- Try it
For the word "rccodex", return each line of the data in which it occurs.

== Segment start ==

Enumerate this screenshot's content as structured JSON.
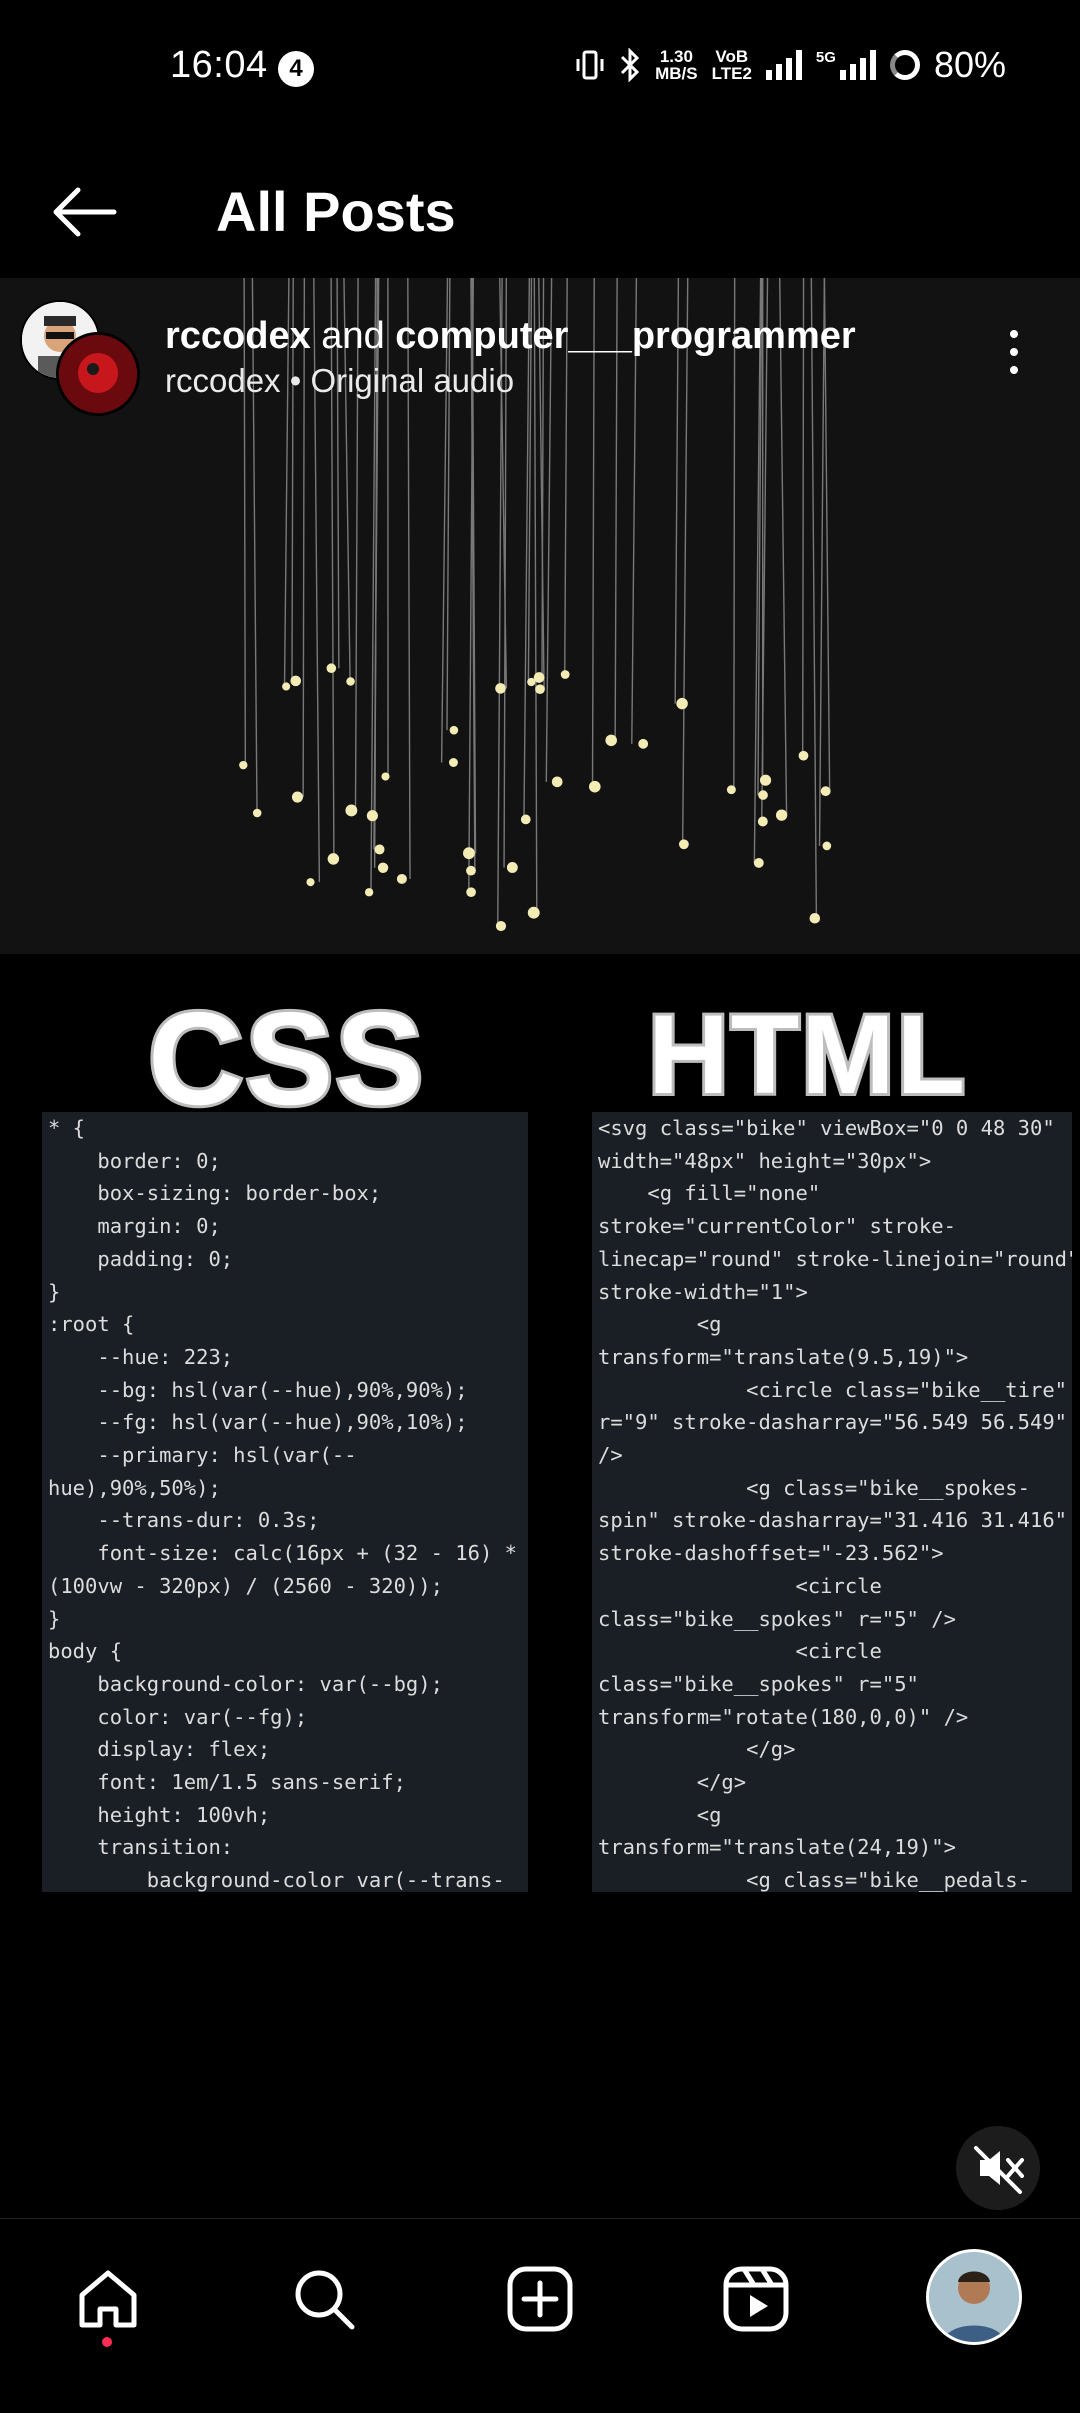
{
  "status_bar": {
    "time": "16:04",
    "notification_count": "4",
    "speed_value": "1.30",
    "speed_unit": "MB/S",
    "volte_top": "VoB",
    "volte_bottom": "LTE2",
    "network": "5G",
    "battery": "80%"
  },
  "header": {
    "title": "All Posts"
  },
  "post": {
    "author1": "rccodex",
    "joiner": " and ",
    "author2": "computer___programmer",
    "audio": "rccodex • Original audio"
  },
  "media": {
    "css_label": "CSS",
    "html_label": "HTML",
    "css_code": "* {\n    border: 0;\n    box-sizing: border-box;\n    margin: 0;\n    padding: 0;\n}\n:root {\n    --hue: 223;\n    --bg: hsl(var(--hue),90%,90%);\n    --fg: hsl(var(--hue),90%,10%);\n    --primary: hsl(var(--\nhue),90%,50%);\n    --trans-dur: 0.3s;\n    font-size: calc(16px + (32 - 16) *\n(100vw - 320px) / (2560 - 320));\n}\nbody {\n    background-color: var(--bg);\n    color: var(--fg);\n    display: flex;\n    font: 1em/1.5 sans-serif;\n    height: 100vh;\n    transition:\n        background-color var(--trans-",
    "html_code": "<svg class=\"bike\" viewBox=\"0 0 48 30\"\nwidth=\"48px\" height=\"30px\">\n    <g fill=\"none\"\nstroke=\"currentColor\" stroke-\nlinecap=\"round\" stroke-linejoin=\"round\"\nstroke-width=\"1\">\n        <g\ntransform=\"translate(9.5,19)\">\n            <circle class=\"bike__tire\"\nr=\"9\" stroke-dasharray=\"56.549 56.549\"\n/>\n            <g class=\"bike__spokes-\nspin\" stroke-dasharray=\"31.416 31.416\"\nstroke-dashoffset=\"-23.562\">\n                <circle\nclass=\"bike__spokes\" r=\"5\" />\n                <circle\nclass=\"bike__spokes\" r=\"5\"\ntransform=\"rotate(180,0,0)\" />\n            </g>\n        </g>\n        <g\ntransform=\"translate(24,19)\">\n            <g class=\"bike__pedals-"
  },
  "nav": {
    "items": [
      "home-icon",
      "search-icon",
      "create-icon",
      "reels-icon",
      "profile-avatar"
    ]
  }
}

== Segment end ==

- Exercise output
    "author1": "rccodex",
    "audio": "rccodex • Original audio"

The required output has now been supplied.